For decades, the 1810 House has been offering a glimpse of the past through a historical collection of antiquities, local lore, and more at the former Kinney estate at 1926 Waller Street. They’ve been closed for the winter season, but have plans to reopen soon, and are calling out to the community for more volunteers.
“We currently have around six volunteers and a minimum of 12 would be nice,” volunteer Lindsey Kegley said. “Volunteering consists of having two hours once a month on a Sunday to give tours, of course it is often a little longer, because you get there early and stay a little later to lock up.”
Kegley also added that duties may include light housekeeping and maintenance and other general volunteer practices that keep the house up and running.
Additionally, if enough volunteers joined, the group could expand tours.
“We used to be able to offer tours on Saturday and Sunday. It would be nice to have that offering again, but it would require us having more volunteers stepping up to help,” Kegley said. “Until then, we are limited to Sundays only.
The museum lies within the former Aaron Kinney homestead, who was a major developing force behind Portsmouth’s founding.
According to the 1810 House website, “The twelve Kinney children all grew to adulthood and became outstanding citizens and leaders in the Portsmouth Community. They were active in local government, banking, river transportation and business. The Kinney’s were prominent in establishing All Saints Episcopal Church.
“The Aaron and Mary homestead (now the 1810 House and Museum) is a major focal point of historic preservation.
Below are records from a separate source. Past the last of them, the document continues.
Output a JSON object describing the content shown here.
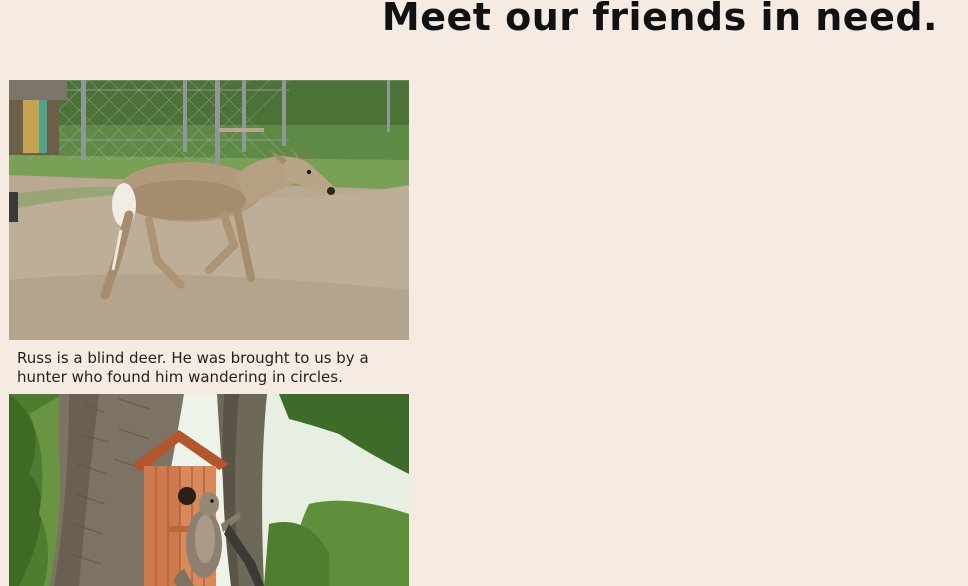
{
  "page": {
    "title": "Meet our friends in need."
  },
  "animals": [
    {
      "image_alt": "deer",
      "caption": "Russ is a blind deer. He was brought to us by a hunter who found him wandering in circles."
    },
    {
      "image_alt": "squirrel on birdhouse",
      "caption": ""
    }
  ]
}
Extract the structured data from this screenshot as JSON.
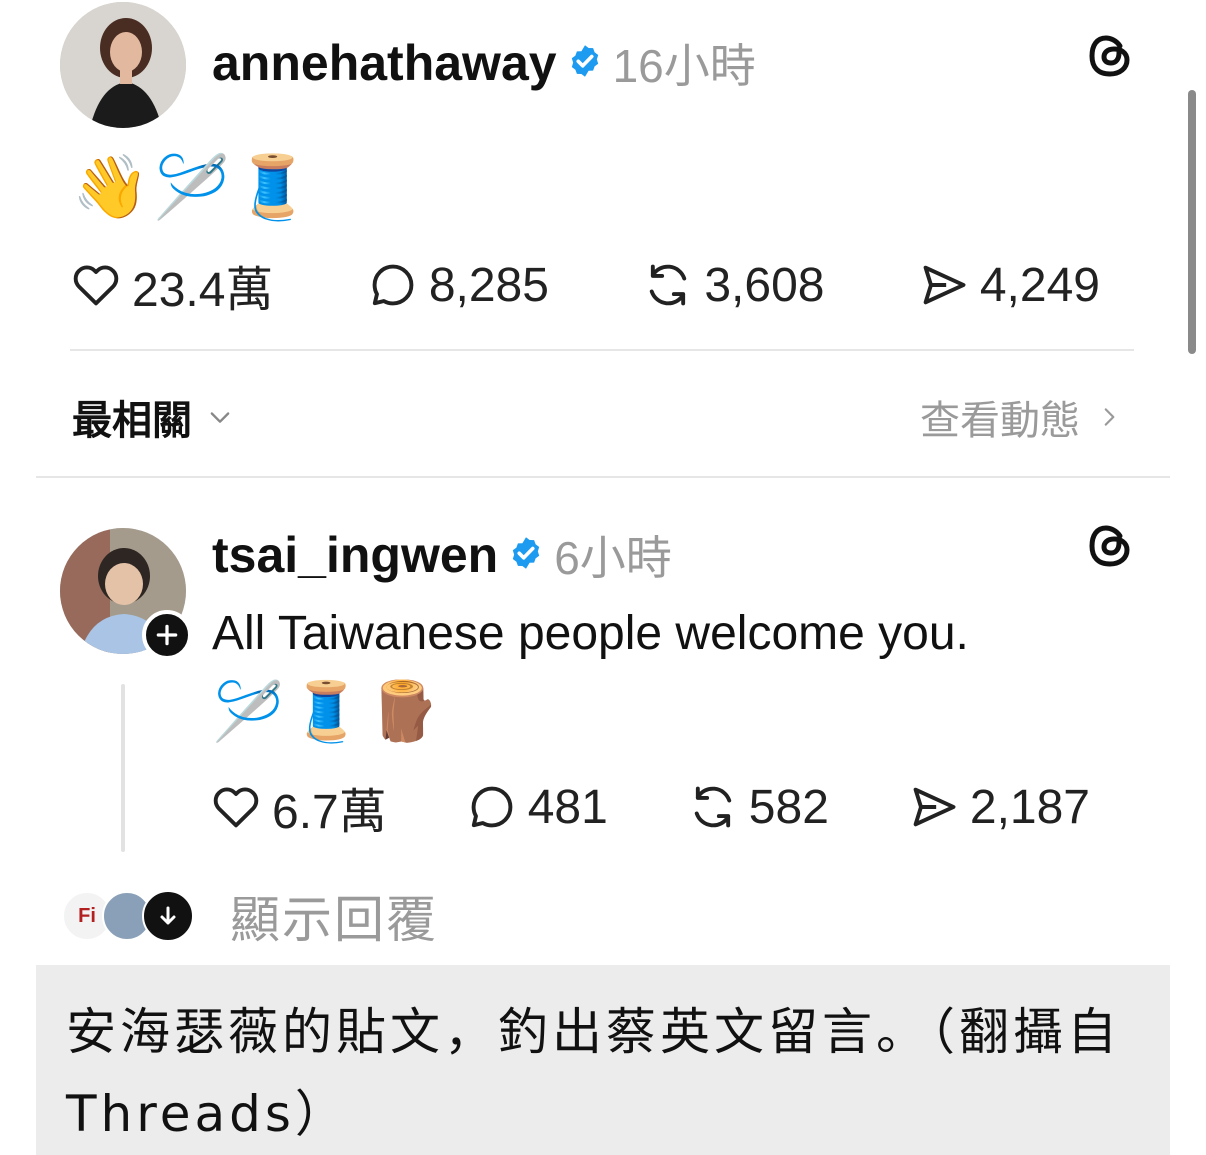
{
  "post1": {
    "username": "annehathaway",
    "time": "16小時",
    "emoji": "👋🪡🧵",
    "stats": {
      "likes": "23.4萬",
      "comments": "8,285",
      "reposts": "3,608",
      "shares": "4,249"
    }
  },
  "sort": {
    "label": "最相關",
    "activity": "查看動態"
  },
  "post2": {
    "username": "tsai_ingwen",
    "time": "6小時",
    "text": "All Taiwanese people welcome you.",
    "emoji": "🪡🧵🪵",
    "stats": {
      "likes": "6.7萬",
      "comments": "481",
      "reposts": "582",
      "shares": "2,187"
    }
  },
  "replies": {
    "label": "顯示回覆",
    "avatar_text": "Fi"
  },
  "caption": "安海瑟薇的貼文，釣出蔡英文留言。（翻攝自Threads）",
  "colors": {
    "verified": "#1d9bf0",
    "muted": "#9a9a9a",
    "caption_bg": "#ececec"
  }
}
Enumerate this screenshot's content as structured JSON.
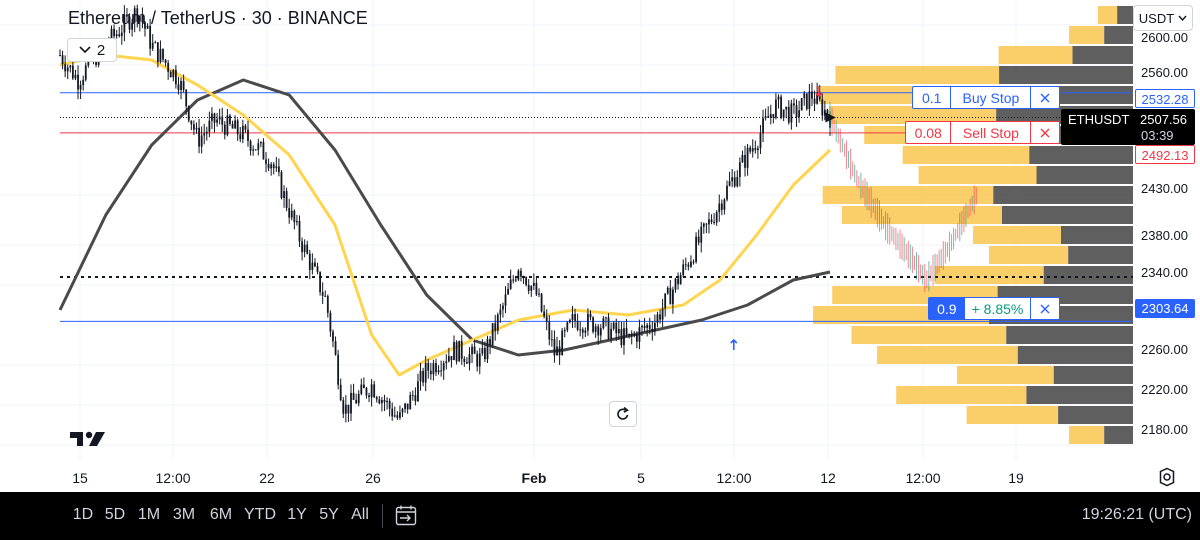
{
  "header": {
    "title": "Ethereum / TetherUS · 30 · BINANCE",
    "indicator_count": "2",
    "currency": "USDT"
  },
  "price_axis": {
    "ticks": [
      "2600.00",
      "2560.00",
      "2430.00",
      "2380.00",
      "2340.00",
      "2260.00",
      "2220.00",
      "2180.00"
    ]
  },
  "badges": {
    "buy_stop_price": "2532.28",
    "sell_stop_price": "2492.13",
    "position_price": "2303.64",
    "last_symbol": "ETHUSDT",
    "last_price": "2507.56",
    "countdown": "03:39"
  },
  "orders": {
    "buy_stop": {
      "qty": "0.1",
      "label": "Buy Stop"
    },
    "sell_stop": {
      "qty": "0.08",
      "label": "Sell Stop"
    },
    "position": {
      "qty": "0.9",
      "label": "+ 8.85%"
    }
  },
  "time_axis": [
    {
      "label": "15",
      "bold": false
    },
    {
      "label": "12:00",
      "bold": false
    },
    {
      "label": "22",
      "bold": false
    },
    {
      "label": "26",
      "bold": false
    },
    {
      "label": "Feb",
      "bold": true
    },
    {
      "label": "5",
      "bold": false
    },
    {
      "label": "12:00",
      "bold": false
    },
    {
      "label": "12",
      "bold": false
    },
    {
      "label": "12:00",
      "bold": false
    },
    {
      "label": "19",
      "bold": false
    }
  ],
  "ranges": [
    "1D",
    "5D",
    "1M",
    "3M",
    "6M",
    "YTD",
    "1Y",
    "5Y",
    "All"
  ],
  "clock": "19:26:21 (UTC)",
  "colors": {
    "up": "#089981",
    "down": "#f23645",
    "accent": "#2962ff",
    "ma_yellow": "#ffd54f",
    "cycle_line": "#4a4a4a",
    "volume_profile": "#f9c74f"
  },
  "chart_data": {
    "type": "candlestick",
    "symbol": "ETHUSDT",
    "interval": "30",
    "exchange": "BINANCE",
    "ylim": [
      2165,
      2625
    ],
    "grid": true,
    "horizontal_levels": [
      {
        "price": 2532.28,
        "kind": "buy_stop"
      },
      {
        "price": 2492.13,
        "kind": "sell_stop"
      },
      {
        "price": 2303.64,
        "kind": "position"
      },
      {
        "price": 2348,
        "kind": "dotted"
      }
    ],
    "price_path": [
      {
        "t": 0.0,
        "p": 2570
      },
      {
        "t": 0.02,
        "p": 2545
      },
      {
        "t": 0.035,
        "p": 2565
      },
      {
        "t": 0.06,
        "p": 2590
      },
      {
        "t": 0.085,
        "p": 2615
      },
      {
        "t": 0.1,
        "p": 2580
      },
      {
        "t": 0.13,
        "p": 2545
      },
      {
        "t": 0.15,
        "p": 2485
      },
      {
        "t": 0.17,
        "p": 2505
      },
      {
        "t": 0.2,
        "p": 2490
      },
      {
        "t": 0.23,
        "p": 2465
      },
      {
        "t": 0.26,
        "p": 2390
      },
      {
        "t": 0.29,
        "p": 2325
      },
      {
        "t": 0.31,
        "p": 2215
      },
      {
        "t": 0.34,
        "p": 2240
      },
      {
        "t": 0.37,
        "p": 2205
      },
      {
        "t": 0.4,
        "p": 2255
      },
      {
        "t": 0.43,
        "p": 2275
      },
      {
        "t": 0.46,
        "p": 2265
      },
      {
        "t": 0.48,
        "p": 2310
      },
      {
        "t": 0.5,
        "p": 2360
      },
      {
        "t": 0.52,
        "p": 2330
      },
      {
        "t": 0.54,
        "p": 2270
      },
      {
        "t": 0.56,
        "p": 2305
      },
      {
        "t": 0.59,
        "p": 2300
      },
      {
        "t": 0.62,
        "p": 2285
      },
      {
        "t": 0.65,
        "p": 2305
      },
      {
        "t": 0.68,
        "p": 2355
      },
      {
        "t": 0.71,
        "p": 2405
      },
      {
        "t": 0.73,
        "p": 2440
      },
      {
        "t": 0.76,
        "p": 2485
      },
      {
        "t": 0.78,
        "p": 2520
      },
      {
        "t": 0.8,
        "p": 2510
      },
      {
        "t": 0.82,
        "p": 2530
      },
      {
        "t": 0.84,
        "p": 2508
      }
    ],
    "projection_path": [
      {
        "t": 0.84,
        "p": 2508
      },
      {
        "t": 0.87,
        "p": 2445
      },
      {
        "t": 0.9,
        "p": 2400
      },
      {
        "t": 0.93,
        "p": 2365
      },
      {
        "t": 0.945,
        "p": 2345
      },
      {
        "t": 0.97,
        "p": 2378
      },
      {
        "t": 1.0,
        "p": 2430
      }
    ],
    "moving_average": [
      {
        "t": 0.0,
        "p": 2560
      },
      {
        "t": 0.05,
        "p": 2570
      },
      {
        "t": 0.1,
        "p": 2565
      },
      {
        "t": 0.15,
        "p": 2540
      },
      {
        "t": 0.2,
        "p": 2510
      },
      {
        "t": 0.25,
        "p": 2470
      },
      {
        "t": 0.3,
        "p": 2400
      },
      {
        "t": 0.34,
        "p": 2290
      },
      {
        "t": 0.37,
        "p": 2250
      },
      {
        "t": 0.4,
        "p": 2265
      },
      {
        "t": 0.45,
        "p": 2285
      },
      {
        "t": 0.5,
        "p": 2305
      },
      {
        "t": 0.56,
        "p": 2315
      },
      {
        "t": 0.62,
        "p": 2310
      },
      {
        "t": 0.68,
        "p": 2320
      },
      {
        "t": 0.72,
        "p": 2345
      },
      {
        "t": 0.76,
        "p": 2390
      },
      {
        "t": 0.8,
        "p": 2440
      },
      {
        "t": 0.84,
        "p": 2475
      }
    ],
    "cycle_curve": [
      {
        "t": 0.0,
        "p": 2315
      },
      {
        "t": 0.05,
        "p": 2410
      },
      {
        "t": 0.1,
        "p": 2480
      },
      {
        "t": 0.15,
        "p": 2525
      },
      {
        "t": 0.2,
        "p": 2545
      },
      {
        "t": 0.25,
        "p": 2530
      },
      {
        "t": 0.3,
        "p": 2475
      },
      {
        "t": 0.35,
        "p": 2400
      },
      {
        "t": 0.4,
        "p": 2330
      },
      {
        "t": 0.45,
        "p": 2285
      },
      {
        "t": 0.5,
        "p": 2270
      },
      {
        "t": 0.55,
        "p": 2275
      },
      {
        "t": 0.6,
        "p": 2285
      },
      {
        "t": 0.65,
        "p": 2295
      },
      {
        "t": 0.7,
        "p": 2305
      },
      {
        "t": 0.75,
        "p": 2320
      },
      {
        "t": 0.8,
        "p": 2345
      },
      {
        "t": 0.84,
        "p": 2353
      }
    ],
    "volume_profile": [
      {
        "price": 2610,
        "value": 0.11
      },
      {
        "price": 2590,
        "value": 0.2
      },
      {
        "price": 2570,
        "value": 0.42
      },
      {
        "price": 2550,
        "value": 0.93
      },
      {
        "price": 2530,
        "value": 0.98
      },
      {
        "price": 2510,
        "value": 0.95
      },
      {
        "price": 2490,
        "value": 0.84
      },
      {
        "price": 2470,
        "value": 0.72
      },
      {
        "price": 2450,
        "value": 0.67
      },
      {
        "price": 2430,
        "value": 0.97
      },
      {
        "price": 2410,
        "value": 0.91
      },
      {
        "price": 2390,
        "value": 0.5
      },
      {
        "price": 2370,
        "value": 0.45
      },
      {
        "price": 2350,
        "value": 0.62
      },
      {
        "price": 2330,
        "value": 0.94
      },
      {
        "price": 2310,
        "value": 1.0
      },
      {
        "price": 2290,
        "value": 0.88
      },
      {
        "price": 2270,
        "value": 0.8
      },
      {
        "price": 2250,
        "value": 0.55
      },
      {
        "price": 2230,
        "value": 0.74
      },
      {
        "price": 2210,
        "value": 0.52
      },
      {
        "price": 2190,
        "value": 0.2
      }
    ]
  }
}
Three generations of the Kinney family occupied the house: Aaron and Mary, their son Henry, and Henry’s daughter Isabel, who resided there until her death in 1946 at the age of 88.
“The Kinney legacy still exists today. There are six Kinney Homes remaining in Portsmouth: The 1810 House on Waller; Eli’s home on Court St. (the former Elk’s Club); the Peter Kinney Home on Front Street; Margaret Kinney Hall home on Second Street; Nancy Kinney Walker house is South Shore, Kentucky: and lastly, another home built by Peter Kinney after his return from a trip abroad in 1867. This home was located on Mt. Tabor above Kinney’s Lane across from Greenlawn Cemetery. All homes, with the exception of the 1810 house, are now privately owned.
“The 1810 House, the original Kinney homestead, is an outstanding example of pioneer history in Portsmouth and is one of only a few such examples now remaining.”
The collection of the 1810 House doesn’t go past the 1946 date in which a Kinney family member resided, but primarily focuses on pioneer times.
With such a respectable collection, the board rotates pieces to keep the museum fresh and alive.
“We do rotations with some of the exhibits, so nobody can say ‘I’ve already been there and seen that,’” Kegley said. “We are trying to make it so people want to come back and make return visits.”
Some of the work being done recently is programming development designed to bring more people out, outside of their regularly scheduled hours.
Kegley explained that volunteers for creative programming are also needed.
“We also need people who are creative and have community connections that can help with special projects that we can do, especially for people who enjoy history,” Kegley said. “Last year, we worked with the quilt guild for a showcase. This year, we’d love to do more, have musicians for a special event and stuff like that. I don’t have those connections, so we need people who do.”
The organization has a lot of progress to show off that is new to this season. Recently, they’ve replaced all of the gutters, they’ve replastered the interior walls, repainted, and worked on structural improvements.
While they’ve done a lot, the group continues to work on the preservation and development of the property. According to Kegley, the long term need now lies in new flashing around the chimney and brickwork on the western wall. Additionally, the immediate winter projects will consist of new electrical panels and landscaping.
“Everything we get from memberships goes to keeping the lights on and bills paid, lawn maintenance, and everything we need to stay open,” Kegley said. “When it comes to these additional care items, we have to find generous supporters or grant dollars. Sometimes, it can be tough.
Anyone interested in a membership or in supporting their ongoing work, can donate to the 1810 House by mailing a check to p.o. box 1810.
“We want to save the history for our community,” Kegley said. “Everything gets torn down and we’re just trying to keep this thing up. There is so much local history and if we don’t teach it to our community and children then, well, I just don’t know. It gives you a sense of place and importance and it is worth keeping alive. We can’t forget where we came from.”
The season is set to open this June.
Reach Joseph Pratt at (740) 353-3101, by email at [email protected], © 2022 Portsmouth Daily Times, all rights reserved